* _Task goal_: The answer must consist of every line in the data below that holds the word "true".

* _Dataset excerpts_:
=-=-=-=-=
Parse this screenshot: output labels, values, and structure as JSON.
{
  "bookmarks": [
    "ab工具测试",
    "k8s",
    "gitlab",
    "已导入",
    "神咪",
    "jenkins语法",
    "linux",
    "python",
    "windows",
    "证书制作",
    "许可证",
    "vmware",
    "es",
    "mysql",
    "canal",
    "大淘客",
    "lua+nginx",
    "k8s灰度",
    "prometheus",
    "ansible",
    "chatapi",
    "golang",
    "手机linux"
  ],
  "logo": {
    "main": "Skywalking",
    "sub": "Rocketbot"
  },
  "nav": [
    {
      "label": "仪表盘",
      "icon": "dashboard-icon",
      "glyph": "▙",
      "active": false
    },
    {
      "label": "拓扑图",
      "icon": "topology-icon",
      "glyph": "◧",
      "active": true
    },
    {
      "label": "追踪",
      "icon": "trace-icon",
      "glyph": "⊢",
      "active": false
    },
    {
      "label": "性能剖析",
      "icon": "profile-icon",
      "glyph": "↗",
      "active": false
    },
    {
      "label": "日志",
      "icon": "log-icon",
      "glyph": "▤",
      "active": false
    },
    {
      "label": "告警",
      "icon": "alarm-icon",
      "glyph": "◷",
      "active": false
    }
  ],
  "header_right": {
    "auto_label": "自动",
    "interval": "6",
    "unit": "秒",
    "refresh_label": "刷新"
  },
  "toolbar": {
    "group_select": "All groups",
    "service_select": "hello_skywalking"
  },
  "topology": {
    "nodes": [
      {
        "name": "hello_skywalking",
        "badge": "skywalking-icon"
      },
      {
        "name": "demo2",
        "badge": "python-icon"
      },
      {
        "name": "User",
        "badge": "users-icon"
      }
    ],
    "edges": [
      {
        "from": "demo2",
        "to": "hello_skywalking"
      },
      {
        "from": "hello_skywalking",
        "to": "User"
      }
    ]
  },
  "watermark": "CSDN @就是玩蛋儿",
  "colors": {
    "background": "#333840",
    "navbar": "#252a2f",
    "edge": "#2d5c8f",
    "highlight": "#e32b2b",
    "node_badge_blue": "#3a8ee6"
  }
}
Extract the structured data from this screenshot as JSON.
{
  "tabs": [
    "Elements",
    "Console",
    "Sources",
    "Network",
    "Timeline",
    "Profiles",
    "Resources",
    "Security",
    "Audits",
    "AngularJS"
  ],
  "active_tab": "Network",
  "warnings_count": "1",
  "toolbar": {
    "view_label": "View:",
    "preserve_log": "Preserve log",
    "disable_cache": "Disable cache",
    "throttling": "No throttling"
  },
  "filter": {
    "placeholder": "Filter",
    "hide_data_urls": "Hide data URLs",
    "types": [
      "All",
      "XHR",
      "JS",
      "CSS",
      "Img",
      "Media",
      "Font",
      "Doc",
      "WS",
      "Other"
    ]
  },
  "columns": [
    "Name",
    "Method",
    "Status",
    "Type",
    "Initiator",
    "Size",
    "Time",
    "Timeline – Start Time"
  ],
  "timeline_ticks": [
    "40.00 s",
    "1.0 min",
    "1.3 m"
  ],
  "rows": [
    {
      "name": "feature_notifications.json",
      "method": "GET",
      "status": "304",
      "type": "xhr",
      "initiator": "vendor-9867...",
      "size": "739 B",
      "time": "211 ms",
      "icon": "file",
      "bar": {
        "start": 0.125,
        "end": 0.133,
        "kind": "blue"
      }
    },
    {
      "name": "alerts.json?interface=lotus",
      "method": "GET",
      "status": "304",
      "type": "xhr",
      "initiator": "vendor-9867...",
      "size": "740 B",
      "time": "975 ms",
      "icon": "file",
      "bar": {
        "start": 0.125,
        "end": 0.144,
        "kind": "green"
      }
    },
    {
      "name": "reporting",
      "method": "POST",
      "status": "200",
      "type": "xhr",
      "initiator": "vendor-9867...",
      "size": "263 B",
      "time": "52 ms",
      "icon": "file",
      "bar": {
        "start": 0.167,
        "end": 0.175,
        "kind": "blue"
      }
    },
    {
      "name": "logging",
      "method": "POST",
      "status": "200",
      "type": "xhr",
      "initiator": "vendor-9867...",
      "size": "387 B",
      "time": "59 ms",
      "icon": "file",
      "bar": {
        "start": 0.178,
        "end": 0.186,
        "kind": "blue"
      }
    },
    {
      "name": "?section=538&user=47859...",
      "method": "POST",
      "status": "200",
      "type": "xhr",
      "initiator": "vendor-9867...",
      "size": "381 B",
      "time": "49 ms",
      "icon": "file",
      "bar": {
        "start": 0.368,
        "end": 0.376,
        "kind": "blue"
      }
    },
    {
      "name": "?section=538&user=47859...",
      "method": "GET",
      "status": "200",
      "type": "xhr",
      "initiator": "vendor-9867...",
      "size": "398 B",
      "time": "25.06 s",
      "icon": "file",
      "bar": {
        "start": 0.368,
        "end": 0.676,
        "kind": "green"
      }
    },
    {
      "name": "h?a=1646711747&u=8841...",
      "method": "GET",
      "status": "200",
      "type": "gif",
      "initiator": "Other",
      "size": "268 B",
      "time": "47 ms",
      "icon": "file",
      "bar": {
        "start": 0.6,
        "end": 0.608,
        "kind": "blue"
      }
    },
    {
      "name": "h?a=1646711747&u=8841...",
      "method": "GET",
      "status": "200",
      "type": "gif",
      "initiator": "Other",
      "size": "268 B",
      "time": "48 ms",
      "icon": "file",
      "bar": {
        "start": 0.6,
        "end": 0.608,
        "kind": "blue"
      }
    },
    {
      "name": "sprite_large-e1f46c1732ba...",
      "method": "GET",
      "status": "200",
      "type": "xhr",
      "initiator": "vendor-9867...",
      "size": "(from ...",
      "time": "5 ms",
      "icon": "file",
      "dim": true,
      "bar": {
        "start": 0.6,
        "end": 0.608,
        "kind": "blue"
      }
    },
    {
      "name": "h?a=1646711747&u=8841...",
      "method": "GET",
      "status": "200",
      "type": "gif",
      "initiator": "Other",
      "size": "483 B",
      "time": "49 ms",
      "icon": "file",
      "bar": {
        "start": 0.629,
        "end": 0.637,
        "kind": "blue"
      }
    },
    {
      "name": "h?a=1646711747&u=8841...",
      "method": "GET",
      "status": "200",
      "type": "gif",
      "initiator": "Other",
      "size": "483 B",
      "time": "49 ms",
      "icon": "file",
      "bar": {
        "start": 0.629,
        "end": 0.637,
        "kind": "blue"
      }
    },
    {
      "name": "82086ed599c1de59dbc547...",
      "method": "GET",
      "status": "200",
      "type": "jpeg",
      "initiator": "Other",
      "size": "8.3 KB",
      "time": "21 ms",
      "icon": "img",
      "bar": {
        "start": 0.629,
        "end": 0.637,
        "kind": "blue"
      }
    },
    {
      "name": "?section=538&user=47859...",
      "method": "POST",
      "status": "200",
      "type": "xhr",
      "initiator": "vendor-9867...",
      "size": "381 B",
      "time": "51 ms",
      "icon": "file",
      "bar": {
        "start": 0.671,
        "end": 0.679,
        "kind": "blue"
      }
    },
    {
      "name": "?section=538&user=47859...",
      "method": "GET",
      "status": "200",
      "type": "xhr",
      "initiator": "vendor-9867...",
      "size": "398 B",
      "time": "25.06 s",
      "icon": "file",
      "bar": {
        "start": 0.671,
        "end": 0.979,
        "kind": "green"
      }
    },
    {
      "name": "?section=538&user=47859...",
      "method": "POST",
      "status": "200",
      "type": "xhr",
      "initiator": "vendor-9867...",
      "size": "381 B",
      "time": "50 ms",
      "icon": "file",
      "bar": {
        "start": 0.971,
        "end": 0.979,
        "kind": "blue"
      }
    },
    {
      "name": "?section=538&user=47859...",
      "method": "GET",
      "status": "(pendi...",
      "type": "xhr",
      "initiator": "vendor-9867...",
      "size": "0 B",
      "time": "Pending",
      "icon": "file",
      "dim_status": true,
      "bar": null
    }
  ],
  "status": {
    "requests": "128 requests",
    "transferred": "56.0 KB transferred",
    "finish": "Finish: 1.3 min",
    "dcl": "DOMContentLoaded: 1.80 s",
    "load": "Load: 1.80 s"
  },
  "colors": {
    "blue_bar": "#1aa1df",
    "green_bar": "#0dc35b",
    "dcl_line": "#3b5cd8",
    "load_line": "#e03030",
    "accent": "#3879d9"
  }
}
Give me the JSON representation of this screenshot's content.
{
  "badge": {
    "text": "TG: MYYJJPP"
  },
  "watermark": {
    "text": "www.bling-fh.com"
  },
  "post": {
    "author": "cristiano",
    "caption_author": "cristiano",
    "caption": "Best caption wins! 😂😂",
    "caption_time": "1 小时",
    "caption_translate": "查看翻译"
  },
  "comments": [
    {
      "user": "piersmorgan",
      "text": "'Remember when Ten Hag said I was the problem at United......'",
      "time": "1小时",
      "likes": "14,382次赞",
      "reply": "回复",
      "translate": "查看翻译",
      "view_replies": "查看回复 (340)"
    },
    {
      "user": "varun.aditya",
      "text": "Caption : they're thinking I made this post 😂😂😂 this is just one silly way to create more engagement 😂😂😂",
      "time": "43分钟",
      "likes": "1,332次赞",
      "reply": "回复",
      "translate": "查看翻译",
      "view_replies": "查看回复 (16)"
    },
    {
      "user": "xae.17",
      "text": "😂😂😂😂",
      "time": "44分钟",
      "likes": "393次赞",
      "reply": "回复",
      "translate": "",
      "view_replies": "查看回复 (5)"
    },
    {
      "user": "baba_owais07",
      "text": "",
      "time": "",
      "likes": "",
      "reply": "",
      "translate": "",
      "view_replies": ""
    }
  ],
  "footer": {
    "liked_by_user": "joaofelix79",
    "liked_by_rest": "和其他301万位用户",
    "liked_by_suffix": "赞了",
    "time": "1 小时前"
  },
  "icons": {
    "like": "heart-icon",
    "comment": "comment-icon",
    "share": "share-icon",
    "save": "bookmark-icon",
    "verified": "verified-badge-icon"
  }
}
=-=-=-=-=
* _Written solution_:
      "active": true
      "dim": true,
      "dim_status": true,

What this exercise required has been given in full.